### Extracted material

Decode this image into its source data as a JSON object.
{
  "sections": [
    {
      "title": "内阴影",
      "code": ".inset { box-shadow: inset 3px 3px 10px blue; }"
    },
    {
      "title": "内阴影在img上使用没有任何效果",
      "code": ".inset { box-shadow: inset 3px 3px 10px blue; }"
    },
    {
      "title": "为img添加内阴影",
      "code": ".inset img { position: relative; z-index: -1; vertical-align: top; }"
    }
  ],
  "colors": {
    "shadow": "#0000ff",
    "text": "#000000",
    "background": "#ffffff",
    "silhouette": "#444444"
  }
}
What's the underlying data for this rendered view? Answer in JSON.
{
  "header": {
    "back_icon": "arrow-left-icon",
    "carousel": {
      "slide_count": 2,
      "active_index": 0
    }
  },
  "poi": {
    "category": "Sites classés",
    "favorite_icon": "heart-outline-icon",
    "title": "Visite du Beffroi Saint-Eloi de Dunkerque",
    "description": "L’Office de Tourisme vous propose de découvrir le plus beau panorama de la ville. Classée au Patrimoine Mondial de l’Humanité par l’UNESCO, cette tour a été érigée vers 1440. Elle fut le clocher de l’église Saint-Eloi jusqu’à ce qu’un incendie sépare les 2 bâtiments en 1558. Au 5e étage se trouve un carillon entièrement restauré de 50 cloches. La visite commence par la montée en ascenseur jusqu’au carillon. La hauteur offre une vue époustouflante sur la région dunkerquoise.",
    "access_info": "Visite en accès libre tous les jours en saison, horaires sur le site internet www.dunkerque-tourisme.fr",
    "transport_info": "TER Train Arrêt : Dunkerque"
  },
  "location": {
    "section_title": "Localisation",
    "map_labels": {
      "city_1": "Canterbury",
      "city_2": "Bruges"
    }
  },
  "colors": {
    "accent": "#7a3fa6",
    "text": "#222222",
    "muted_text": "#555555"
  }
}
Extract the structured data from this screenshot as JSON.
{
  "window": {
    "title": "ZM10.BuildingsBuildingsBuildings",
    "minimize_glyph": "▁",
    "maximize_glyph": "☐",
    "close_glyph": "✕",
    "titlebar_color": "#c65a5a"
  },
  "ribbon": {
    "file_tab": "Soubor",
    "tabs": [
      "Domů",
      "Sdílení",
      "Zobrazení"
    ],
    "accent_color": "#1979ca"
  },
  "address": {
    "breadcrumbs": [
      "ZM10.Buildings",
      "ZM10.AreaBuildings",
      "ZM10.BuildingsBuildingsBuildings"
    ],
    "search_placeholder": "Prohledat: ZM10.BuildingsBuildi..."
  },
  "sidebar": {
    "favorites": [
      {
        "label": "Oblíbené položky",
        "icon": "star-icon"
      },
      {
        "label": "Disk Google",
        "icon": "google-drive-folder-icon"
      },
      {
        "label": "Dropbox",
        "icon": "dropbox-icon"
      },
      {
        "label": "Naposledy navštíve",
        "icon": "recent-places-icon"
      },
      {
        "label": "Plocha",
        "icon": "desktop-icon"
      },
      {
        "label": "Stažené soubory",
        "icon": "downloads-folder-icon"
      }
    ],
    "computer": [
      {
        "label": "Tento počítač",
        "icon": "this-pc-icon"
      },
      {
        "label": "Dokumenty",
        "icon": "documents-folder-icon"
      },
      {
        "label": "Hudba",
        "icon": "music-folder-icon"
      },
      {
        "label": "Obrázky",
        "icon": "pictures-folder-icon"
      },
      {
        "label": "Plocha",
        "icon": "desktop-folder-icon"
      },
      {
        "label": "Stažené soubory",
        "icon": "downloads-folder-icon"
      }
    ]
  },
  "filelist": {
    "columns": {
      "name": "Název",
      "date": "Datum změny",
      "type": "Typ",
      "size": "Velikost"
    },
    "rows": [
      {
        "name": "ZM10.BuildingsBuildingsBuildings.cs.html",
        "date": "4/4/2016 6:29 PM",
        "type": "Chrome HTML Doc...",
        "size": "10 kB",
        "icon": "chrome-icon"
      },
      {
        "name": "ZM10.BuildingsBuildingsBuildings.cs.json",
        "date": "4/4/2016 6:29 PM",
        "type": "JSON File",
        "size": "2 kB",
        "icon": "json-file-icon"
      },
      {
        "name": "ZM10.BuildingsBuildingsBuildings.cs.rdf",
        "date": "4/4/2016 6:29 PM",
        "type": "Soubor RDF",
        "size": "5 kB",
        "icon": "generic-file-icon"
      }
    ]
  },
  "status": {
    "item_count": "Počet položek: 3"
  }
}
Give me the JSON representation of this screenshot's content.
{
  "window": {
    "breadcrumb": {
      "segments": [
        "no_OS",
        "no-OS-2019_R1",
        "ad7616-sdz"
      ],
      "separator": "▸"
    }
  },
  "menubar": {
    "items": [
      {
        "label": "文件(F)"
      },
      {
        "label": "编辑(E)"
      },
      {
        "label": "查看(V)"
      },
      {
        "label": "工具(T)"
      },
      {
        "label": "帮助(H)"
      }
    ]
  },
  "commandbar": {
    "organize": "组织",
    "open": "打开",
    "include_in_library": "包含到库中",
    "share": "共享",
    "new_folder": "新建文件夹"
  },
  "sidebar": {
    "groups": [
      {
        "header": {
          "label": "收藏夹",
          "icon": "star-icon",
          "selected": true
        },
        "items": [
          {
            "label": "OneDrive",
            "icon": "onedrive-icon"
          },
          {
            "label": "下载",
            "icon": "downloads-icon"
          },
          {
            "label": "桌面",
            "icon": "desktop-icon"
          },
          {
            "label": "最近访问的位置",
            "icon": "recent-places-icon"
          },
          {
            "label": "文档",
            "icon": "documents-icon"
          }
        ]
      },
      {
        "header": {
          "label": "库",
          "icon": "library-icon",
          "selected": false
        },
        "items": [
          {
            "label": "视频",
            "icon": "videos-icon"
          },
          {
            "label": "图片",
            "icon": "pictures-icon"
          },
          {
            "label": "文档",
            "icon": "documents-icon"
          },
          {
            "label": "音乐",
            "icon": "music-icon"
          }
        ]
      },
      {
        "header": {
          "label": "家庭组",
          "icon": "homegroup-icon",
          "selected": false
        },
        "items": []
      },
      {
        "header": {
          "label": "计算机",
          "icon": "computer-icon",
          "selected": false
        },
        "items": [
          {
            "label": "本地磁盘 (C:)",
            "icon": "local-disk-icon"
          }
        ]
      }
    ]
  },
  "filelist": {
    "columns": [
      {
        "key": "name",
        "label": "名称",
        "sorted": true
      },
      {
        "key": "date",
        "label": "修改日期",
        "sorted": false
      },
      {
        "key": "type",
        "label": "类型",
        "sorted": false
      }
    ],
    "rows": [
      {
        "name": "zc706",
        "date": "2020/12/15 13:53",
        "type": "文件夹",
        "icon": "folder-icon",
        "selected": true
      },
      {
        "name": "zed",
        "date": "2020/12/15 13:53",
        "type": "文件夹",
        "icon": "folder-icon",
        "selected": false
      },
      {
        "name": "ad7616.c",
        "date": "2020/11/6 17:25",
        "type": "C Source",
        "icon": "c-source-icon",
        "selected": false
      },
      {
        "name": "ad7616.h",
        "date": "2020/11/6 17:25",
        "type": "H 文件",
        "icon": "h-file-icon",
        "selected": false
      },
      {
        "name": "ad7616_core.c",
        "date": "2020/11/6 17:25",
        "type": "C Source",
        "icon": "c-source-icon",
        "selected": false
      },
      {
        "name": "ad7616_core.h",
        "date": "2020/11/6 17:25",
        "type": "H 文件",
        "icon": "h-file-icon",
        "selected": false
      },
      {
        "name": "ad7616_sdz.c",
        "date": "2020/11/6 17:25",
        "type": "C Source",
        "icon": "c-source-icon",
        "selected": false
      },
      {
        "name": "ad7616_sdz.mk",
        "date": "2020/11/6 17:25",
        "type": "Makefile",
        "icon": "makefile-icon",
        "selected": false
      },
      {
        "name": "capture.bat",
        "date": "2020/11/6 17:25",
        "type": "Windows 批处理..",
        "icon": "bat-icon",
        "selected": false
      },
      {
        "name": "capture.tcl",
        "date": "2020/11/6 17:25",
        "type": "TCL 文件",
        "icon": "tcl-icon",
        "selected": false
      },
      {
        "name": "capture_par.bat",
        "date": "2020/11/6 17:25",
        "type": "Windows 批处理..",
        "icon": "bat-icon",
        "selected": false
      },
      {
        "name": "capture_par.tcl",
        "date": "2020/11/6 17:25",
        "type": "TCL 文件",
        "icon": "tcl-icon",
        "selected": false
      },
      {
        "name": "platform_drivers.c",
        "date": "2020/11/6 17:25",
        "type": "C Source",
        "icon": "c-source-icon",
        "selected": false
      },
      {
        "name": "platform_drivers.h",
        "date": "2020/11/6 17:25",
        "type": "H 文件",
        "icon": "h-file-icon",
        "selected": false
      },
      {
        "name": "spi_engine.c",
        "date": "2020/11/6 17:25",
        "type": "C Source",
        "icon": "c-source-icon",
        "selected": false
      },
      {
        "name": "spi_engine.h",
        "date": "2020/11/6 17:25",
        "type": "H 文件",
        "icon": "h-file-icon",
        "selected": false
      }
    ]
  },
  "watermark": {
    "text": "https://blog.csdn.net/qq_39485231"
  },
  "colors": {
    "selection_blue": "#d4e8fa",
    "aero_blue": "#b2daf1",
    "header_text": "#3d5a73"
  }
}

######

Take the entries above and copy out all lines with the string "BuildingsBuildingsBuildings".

    "title": "ZM10.BuildingsBuildingsBuildings",
      "ZM10.BuildingsBuildingsBuildings"
        "name": "ZM10.BuildingsBuildingsBuildings.cs.html",
        "name": "ZM10.BuildingsBuildingsBuildings.cs.json",
        "name": "ZM10.BuildingsBuildingsBuildings.cs.rdf",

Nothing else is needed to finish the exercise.